The governments of Québec and Ontario are proud of the work that we have already undertaken to address climate change. Last year Ontario closed coal-fired electricity generating plants in Ontario for good — the largest single action ever taken in North America to curb greenhouse gas (GHG) emissions. In Québec, a carbon market (cap and trade system) is at the centre of the government’s strategy for fighting climate change. Last year, Québec linked its carbon market with California’s through the Western Climate Initiative (WCI), creating the largest regional carbon market in North America. And, as announced last week, Ontario will also implement a cap and trade system and intends to link it to Québec and California’s joint carbon market, once Ontario has developed the necessary compatible and coherent mechanisms.
This will make the carbon market more stable, minimize the costs of implementing the system and provide a consistent approach to GHG emitters in both Québec and Ontario, which represent a major share of the Canadian economy. The Ontario government will reinvest the money raised through cap and trade in a transparent way back into projects that reduce greenhouse gas pollution and help businesses remain competitive. Indeed, tackling climate change represents an economic opportunity for major Canadian sectors to reduce their costs and grow their exports.
Already, Québec has reinvested carbon market revenues in initiatives aimed at further reducing GHG emissions and helping Québec’s residents adapt to the effects of climate change. Québec will invest more than $3.3 billion toward this goal by 2020, contributing to the growth of its economy.
We strongly believe that good environmental policy is good economic policy. But so far, almost all of the progress Canada has made on climate change is the result of provincial action.

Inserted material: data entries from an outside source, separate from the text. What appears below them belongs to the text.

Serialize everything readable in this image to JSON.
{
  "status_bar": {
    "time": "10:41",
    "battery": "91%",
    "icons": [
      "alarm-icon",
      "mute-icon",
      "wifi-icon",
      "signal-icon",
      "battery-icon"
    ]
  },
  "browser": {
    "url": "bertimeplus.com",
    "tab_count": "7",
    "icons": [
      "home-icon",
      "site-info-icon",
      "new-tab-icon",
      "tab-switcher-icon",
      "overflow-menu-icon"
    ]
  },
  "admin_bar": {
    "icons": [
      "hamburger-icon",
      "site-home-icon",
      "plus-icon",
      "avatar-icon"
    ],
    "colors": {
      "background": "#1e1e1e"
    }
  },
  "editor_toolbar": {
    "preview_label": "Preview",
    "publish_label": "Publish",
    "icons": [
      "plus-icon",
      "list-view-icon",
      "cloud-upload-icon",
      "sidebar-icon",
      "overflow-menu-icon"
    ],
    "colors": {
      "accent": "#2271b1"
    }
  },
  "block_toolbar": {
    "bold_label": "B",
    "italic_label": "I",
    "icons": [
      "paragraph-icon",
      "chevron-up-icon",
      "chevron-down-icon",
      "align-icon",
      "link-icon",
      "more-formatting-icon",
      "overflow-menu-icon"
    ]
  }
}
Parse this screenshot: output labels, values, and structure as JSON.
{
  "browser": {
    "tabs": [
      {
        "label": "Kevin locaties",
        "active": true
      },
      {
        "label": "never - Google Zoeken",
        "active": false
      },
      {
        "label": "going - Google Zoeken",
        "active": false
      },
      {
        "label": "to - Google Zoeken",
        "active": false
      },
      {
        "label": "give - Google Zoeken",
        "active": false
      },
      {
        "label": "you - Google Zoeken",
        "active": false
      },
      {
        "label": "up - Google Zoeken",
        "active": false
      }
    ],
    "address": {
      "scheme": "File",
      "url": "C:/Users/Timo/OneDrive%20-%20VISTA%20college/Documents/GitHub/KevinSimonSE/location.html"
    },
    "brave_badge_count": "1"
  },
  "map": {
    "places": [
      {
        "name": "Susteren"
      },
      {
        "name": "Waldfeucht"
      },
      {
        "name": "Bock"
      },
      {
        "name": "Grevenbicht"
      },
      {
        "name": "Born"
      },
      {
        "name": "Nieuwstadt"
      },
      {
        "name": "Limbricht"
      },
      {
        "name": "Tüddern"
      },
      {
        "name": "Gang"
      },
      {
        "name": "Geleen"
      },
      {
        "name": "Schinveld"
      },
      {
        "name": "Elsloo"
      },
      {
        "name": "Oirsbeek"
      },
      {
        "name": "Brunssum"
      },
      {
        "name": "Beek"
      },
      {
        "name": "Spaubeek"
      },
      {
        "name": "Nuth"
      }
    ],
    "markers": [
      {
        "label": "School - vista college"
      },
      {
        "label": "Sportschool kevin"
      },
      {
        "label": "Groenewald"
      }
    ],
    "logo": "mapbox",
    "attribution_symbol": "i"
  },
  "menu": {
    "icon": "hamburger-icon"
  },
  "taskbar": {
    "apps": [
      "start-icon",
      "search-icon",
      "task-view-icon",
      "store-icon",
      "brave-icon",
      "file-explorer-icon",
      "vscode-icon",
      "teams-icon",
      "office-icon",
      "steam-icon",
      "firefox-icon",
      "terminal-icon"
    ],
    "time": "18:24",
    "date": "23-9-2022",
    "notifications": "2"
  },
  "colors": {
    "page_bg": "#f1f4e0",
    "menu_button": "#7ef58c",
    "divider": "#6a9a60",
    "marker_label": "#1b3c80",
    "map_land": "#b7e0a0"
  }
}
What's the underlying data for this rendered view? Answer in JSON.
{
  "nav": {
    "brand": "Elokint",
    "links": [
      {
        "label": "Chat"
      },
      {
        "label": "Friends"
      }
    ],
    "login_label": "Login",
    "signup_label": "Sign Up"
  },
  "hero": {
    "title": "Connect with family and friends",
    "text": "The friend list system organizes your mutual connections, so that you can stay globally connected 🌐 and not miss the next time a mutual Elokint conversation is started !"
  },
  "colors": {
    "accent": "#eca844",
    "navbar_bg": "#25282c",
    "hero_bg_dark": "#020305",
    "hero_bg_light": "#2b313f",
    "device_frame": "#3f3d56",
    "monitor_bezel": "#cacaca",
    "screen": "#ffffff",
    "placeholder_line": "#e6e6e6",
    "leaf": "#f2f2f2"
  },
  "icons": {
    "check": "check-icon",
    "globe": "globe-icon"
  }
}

Once Ontario’s new system is implemented, more than 75 per cent of Canada’s population will be covered by carbon pricing.
Ontario and Québec are home to 62 per cent of Canada’s population, and together we make up the fourth-largest economic zone in North America, with a Gross Domestic Product of more than $1 trillion. When we work together, it makes an enormous difference.
Emission reduction plans have important benefits for the environment, for our economy and for Canadians. We take this opportunity today, and as 11 premiers did last week through the Québec City declaration, to again invite the federal government to partner with us “in a concerted effort to develop an ambitious contribution from Canada at the 21st session of the Conference of the Parties to the United Nations Framework Convention on Climate Change.”
Let’s make real progress on climate change.”